Dominic Thiem leads the head-to-head with Alexander Zverev 7-2, and has won their last three matches and all three matches they have played at Grand Slam level.
They last met at the Australian Open in January when Thiem lost the first set but won 3-6, 6-4, 7-6(3), 7-6(4).
Thiem vs Zverev: Preview
Dominic Thiem is rightfully the favourite to win this US Open final. Obviously anything can happen when two players take to the court, particularly at this oddest of US Opens. But since the shock exit of Novak Djokovic guaranteed a new Grand Slam men’s singles champion, only one of these two players has looked absolutely ready to rise to the occasion, and that’s been Thiem.
While his early-round performances were average, good enough but no better, Thiem has started playing his best tennis in the second week, flattening young pretenders Felix Auger-Aliassime and Alex de Minaur. In the semifinal clash which was decidedly the heavyweight bout of the two, Thiem’s proactive, aggressive tennis rocked 2019 runner-up Daniil Medvedev back on his heels, and although it was a long and gruelling match, Thiem absolutely refused to let it become any longer or more gruelling than it had to be: He came back from a set down in both the second and third sets and saved set point in the second-set tie-break to win 6-2, 7-6(7), 7-6(5).
By contrast, Alexander Zverev played a very poor first set in the quarterfinals against Borna Coric, a match which never rose above the mediocre, and he was appalling in the first two sets against Pablo Carreno Busta. He did play better, but never really well, and often looked like he was struggling to win a point with any shot other than his first serve. Credit to Zverev for digging himself out of a hole, but it was a hole he buried himself in. To start two matches in a row very poorly, looking unprepared to be out there, doesn’t suggest that he’s primed to win this title.

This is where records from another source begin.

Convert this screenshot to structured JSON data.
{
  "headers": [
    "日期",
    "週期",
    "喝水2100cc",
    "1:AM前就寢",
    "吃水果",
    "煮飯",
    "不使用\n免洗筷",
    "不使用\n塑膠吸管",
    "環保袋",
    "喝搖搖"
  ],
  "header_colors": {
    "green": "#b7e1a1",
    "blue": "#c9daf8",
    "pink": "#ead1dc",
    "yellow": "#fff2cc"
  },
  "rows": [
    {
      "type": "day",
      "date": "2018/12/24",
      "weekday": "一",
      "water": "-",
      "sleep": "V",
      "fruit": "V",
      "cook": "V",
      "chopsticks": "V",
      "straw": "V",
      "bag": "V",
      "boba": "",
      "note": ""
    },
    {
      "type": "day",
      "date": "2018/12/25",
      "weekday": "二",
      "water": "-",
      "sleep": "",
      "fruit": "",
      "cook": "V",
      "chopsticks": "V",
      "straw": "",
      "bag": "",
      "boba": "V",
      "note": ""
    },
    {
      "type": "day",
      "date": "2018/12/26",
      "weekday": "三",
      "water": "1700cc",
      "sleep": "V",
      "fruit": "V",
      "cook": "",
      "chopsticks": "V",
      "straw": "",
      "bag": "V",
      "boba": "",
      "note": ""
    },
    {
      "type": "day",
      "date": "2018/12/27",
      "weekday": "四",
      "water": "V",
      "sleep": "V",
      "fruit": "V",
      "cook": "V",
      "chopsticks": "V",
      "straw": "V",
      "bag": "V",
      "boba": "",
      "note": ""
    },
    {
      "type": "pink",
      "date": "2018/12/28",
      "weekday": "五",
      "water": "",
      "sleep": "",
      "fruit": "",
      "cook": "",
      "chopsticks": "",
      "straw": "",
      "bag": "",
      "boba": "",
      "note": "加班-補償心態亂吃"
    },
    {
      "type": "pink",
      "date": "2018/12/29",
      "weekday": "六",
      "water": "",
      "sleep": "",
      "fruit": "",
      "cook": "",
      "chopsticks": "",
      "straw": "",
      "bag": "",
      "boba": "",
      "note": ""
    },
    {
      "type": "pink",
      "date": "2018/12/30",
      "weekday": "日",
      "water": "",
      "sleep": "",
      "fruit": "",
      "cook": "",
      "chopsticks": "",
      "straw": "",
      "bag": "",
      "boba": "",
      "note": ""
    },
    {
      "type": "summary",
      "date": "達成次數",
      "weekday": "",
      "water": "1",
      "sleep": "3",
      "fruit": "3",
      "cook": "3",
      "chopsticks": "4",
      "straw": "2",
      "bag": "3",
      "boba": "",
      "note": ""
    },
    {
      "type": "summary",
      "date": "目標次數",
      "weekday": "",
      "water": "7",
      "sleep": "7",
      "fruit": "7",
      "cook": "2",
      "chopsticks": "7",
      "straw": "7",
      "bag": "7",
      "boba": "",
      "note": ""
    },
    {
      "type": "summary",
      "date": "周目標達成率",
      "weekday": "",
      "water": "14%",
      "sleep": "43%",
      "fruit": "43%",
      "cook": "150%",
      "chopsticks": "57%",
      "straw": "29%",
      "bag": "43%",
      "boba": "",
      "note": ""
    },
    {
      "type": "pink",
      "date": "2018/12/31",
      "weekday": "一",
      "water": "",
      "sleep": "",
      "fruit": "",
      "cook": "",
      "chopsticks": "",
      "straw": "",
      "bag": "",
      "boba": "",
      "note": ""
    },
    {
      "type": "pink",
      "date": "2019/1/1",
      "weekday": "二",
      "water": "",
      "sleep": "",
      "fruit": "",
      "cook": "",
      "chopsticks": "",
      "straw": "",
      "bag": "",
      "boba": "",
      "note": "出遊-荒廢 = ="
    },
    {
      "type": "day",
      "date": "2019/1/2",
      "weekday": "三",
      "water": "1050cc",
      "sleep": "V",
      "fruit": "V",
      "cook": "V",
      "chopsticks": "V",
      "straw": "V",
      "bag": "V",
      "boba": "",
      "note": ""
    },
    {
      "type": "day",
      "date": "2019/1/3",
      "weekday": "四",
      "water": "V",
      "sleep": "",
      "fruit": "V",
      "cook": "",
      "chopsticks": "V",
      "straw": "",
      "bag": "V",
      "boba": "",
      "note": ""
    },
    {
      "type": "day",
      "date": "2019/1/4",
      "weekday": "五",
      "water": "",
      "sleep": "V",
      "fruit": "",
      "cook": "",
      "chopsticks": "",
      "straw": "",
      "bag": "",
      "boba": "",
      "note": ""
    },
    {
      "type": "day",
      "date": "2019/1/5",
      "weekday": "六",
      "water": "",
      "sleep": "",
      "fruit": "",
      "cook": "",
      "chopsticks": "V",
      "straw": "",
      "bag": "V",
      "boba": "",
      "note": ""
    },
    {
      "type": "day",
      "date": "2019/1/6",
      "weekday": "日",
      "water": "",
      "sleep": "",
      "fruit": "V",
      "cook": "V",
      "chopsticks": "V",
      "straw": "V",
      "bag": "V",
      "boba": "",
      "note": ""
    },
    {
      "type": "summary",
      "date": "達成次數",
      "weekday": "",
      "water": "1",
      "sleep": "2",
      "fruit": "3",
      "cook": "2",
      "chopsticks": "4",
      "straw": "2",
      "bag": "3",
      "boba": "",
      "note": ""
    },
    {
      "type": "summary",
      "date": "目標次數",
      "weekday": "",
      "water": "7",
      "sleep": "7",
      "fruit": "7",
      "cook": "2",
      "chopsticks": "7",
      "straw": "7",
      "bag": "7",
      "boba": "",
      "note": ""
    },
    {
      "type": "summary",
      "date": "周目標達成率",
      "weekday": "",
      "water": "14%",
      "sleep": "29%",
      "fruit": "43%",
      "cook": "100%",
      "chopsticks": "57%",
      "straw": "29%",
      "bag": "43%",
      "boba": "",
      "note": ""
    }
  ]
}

Will Zverev play better when he’s not the favourite to win, as he was against Coric and Carreno Busta? Perhaps. There’s also the right Achilles issue which bothered Thiem in his semifinal against Medvedev, although his trainer has insisted he’ll be fine for Sunday.
Still, the head-to-head is pretty one-sided in Thiem’s favour: He has won seven of nine vs Zverev, all three of their Grand Slam matches (including a four-set battle in the semifinals of the Australian Open) and the last three they have played. The Austrian’s tremendous power off both wings, even when well behind the baseline, can break down Zverev’s more erratic forehand, and he’s just generally a more rounded and versatile player right now, not to mention psychologically primed to seize this opportunity. After losing to him, Medvedev said that Thiem had a ‘winning energy’. I agree.